Tuesday, November 28, 2006

Why can't the practice of medicine be more like a widget factory or running an airline?

Perhaps goaded on- in part by the urging of insurers and third party payers to save money- we are from time to time treated to a commentary by a giant or would be giant of industry or business to instruct the generally hapless medical profession about how to run a railroad.

When the extremely competent and accomplished Andy Grove on Intel editorialized on this topic in JAMA , Roy Poses of Health Care Renewal responded with a post worth reading and which more than suggested that Mr. Grove may not know much of the doctor business.

We are often admonished to emulate the principles embodied in the safety practices found in the airline industry and there is truth to be found there. A recent post by Aggravated DocSurg entitled "Fly me to the OR" is a gem -nothing unique there-which makes the point how little being a surgeon has to do with flying an airplane.

2 comments:

Anonymous said...
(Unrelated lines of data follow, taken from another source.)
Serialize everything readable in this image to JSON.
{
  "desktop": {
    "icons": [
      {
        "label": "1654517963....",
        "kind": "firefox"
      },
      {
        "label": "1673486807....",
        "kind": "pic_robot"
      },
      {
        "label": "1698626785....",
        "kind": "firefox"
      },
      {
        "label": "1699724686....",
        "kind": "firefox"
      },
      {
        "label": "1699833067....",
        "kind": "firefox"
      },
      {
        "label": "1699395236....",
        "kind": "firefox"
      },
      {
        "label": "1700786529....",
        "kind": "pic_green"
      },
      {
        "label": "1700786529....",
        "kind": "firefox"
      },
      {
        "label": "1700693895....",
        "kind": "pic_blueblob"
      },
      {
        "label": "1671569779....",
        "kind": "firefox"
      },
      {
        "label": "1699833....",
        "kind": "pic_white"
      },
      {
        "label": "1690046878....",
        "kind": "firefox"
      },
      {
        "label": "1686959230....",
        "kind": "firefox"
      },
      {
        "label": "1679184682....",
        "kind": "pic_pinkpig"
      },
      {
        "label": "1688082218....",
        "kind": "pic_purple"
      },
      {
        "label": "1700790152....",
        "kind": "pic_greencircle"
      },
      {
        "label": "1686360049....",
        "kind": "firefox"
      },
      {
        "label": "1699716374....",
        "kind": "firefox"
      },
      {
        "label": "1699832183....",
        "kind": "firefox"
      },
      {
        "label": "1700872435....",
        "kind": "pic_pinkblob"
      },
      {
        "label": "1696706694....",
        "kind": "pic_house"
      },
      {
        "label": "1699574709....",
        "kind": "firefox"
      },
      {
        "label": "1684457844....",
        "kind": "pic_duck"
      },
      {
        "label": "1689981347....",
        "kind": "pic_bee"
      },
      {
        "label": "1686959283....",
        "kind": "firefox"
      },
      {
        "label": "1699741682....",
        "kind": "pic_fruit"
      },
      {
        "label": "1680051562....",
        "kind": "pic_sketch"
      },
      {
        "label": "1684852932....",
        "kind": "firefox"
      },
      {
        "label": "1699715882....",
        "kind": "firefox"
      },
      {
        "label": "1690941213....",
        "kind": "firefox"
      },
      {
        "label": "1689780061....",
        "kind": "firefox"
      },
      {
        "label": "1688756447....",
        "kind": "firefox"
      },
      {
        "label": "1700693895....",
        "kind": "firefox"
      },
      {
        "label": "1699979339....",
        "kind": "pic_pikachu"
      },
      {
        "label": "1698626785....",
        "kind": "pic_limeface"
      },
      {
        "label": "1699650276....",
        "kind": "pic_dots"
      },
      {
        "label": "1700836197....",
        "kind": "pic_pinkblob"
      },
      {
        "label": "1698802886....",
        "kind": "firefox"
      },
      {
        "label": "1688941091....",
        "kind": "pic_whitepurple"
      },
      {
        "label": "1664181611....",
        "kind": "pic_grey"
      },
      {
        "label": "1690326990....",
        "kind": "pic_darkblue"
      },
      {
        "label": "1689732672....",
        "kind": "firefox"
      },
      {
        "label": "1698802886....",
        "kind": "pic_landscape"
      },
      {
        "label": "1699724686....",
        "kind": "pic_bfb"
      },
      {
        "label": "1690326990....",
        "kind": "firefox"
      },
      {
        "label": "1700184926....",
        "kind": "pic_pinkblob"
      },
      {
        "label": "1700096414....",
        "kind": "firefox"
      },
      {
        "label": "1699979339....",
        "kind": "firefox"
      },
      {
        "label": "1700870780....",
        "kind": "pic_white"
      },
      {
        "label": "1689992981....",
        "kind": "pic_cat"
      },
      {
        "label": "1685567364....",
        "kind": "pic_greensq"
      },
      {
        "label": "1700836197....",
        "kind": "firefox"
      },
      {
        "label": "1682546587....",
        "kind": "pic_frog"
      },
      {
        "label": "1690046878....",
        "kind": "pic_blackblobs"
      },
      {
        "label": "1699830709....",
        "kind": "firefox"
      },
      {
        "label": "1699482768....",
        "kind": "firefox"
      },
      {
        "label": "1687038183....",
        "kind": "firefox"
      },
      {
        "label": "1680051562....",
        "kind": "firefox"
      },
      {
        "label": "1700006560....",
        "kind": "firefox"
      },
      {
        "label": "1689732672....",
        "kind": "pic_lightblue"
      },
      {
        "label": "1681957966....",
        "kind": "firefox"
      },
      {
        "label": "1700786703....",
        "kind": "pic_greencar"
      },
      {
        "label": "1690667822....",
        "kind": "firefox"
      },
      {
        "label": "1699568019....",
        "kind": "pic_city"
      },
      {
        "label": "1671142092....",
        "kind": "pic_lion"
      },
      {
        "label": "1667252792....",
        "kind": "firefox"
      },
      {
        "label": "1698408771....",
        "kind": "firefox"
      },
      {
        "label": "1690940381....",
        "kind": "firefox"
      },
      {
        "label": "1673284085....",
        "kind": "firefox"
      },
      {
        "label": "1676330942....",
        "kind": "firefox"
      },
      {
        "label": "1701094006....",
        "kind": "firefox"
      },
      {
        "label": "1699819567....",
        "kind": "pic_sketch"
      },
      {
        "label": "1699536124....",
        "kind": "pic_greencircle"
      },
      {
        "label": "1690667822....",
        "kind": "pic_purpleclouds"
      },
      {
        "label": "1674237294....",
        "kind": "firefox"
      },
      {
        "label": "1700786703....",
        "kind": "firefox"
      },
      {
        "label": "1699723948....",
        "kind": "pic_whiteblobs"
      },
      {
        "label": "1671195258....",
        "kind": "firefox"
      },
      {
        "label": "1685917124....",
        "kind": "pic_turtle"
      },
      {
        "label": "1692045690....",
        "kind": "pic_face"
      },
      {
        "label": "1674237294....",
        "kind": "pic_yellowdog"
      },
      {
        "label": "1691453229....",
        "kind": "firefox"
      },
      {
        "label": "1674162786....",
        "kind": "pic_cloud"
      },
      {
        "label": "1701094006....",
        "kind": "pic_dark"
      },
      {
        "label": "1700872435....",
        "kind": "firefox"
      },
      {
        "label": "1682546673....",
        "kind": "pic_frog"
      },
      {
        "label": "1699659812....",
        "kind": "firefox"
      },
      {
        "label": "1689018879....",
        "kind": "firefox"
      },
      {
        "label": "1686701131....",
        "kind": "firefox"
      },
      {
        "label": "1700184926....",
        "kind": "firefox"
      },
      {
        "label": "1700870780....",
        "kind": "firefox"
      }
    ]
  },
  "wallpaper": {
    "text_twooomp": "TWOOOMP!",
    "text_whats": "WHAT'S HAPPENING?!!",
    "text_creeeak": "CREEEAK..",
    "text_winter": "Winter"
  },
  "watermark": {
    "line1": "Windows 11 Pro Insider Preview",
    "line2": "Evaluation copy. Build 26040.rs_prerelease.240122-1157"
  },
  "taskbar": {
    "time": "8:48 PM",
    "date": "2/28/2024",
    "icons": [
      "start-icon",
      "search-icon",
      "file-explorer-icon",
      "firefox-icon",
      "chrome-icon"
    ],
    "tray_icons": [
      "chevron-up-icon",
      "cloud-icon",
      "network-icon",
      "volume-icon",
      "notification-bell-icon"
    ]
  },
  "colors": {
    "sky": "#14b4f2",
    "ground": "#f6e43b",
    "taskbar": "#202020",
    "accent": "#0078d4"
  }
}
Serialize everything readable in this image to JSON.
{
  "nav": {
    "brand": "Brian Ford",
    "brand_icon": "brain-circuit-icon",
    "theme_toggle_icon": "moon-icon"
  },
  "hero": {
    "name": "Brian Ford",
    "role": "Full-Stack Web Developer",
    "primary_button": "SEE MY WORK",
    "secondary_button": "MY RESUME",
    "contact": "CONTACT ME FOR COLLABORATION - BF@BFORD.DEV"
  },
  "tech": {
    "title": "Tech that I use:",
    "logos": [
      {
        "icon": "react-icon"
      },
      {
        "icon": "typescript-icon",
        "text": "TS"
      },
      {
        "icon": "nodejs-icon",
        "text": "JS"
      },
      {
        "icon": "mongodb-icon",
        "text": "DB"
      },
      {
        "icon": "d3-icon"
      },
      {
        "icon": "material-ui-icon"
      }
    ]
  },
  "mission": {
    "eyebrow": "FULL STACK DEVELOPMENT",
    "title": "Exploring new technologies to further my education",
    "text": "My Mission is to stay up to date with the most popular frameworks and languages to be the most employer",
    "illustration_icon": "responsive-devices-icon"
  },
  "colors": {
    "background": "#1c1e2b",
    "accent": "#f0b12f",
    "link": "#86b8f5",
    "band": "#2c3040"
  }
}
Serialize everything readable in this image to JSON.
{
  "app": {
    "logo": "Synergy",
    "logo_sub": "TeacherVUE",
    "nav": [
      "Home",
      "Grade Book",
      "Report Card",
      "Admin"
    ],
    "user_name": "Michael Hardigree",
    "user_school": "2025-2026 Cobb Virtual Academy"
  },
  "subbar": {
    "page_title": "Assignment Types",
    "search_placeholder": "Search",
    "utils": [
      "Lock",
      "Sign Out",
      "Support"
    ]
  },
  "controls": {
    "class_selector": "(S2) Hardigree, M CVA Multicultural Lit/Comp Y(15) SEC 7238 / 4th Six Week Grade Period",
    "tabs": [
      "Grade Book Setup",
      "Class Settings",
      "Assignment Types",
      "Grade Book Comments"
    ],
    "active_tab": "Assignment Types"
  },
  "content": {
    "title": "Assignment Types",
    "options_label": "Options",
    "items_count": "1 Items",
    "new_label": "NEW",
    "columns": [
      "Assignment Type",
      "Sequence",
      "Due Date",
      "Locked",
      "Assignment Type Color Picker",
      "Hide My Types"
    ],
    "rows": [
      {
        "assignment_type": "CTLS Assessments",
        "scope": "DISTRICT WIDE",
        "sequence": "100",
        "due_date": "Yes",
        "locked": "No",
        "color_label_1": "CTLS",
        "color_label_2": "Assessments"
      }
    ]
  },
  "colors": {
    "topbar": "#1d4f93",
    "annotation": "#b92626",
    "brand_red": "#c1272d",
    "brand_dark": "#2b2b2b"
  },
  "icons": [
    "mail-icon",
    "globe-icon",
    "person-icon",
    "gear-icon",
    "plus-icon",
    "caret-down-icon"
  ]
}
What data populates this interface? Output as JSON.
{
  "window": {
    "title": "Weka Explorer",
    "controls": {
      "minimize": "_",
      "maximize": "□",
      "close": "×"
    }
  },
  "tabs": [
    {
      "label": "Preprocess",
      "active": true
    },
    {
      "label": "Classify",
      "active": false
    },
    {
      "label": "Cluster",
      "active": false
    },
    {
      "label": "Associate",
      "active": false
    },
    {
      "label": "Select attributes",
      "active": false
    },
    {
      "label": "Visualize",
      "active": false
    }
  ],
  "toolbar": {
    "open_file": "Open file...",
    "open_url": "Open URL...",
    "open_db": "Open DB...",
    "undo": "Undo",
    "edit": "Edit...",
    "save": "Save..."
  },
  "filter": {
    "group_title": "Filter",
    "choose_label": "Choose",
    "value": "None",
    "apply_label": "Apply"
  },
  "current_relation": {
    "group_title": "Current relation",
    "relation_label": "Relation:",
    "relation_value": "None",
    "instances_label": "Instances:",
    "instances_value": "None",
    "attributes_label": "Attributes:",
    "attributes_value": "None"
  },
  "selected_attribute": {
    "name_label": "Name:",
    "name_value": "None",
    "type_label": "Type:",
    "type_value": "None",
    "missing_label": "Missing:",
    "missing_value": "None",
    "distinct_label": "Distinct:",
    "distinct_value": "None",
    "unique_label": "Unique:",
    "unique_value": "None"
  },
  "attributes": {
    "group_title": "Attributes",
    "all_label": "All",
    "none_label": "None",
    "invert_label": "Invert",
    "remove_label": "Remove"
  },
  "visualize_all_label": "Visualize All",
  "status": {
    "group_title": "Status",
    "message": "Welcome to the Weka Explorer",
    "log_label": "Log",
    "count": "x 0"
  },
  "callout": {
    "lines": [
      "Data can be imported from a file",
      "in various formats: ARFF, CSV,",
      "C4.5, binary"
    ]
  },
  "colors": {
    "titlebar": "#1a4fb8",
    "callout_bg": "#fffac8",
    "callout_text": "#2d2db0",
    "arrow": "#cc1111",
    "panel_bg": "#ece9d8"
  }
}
There are already systems by which an airplane can take off, navigate, and land without the touch of a human hand. That will never be true of surgery (the robots will always be guided) or of any other branch of medicine. Likewise, it will never be possible either to boil the practice down to an algorhythm or to standarize criteria by which meaningful to evaluate the practitioners of it. As desirable as it may be, in therory.

The Independent Urologist said...

I love when "they" bring in the "experts." Do you know who the "expert" was who developed the template for the modern HMO. It was a fellow named Einthoven (not of the triangle fame). Einthoven also developed the winning strategy used in Vietnam, the body count. I love these experts. Who will they bring out next, Big Bird?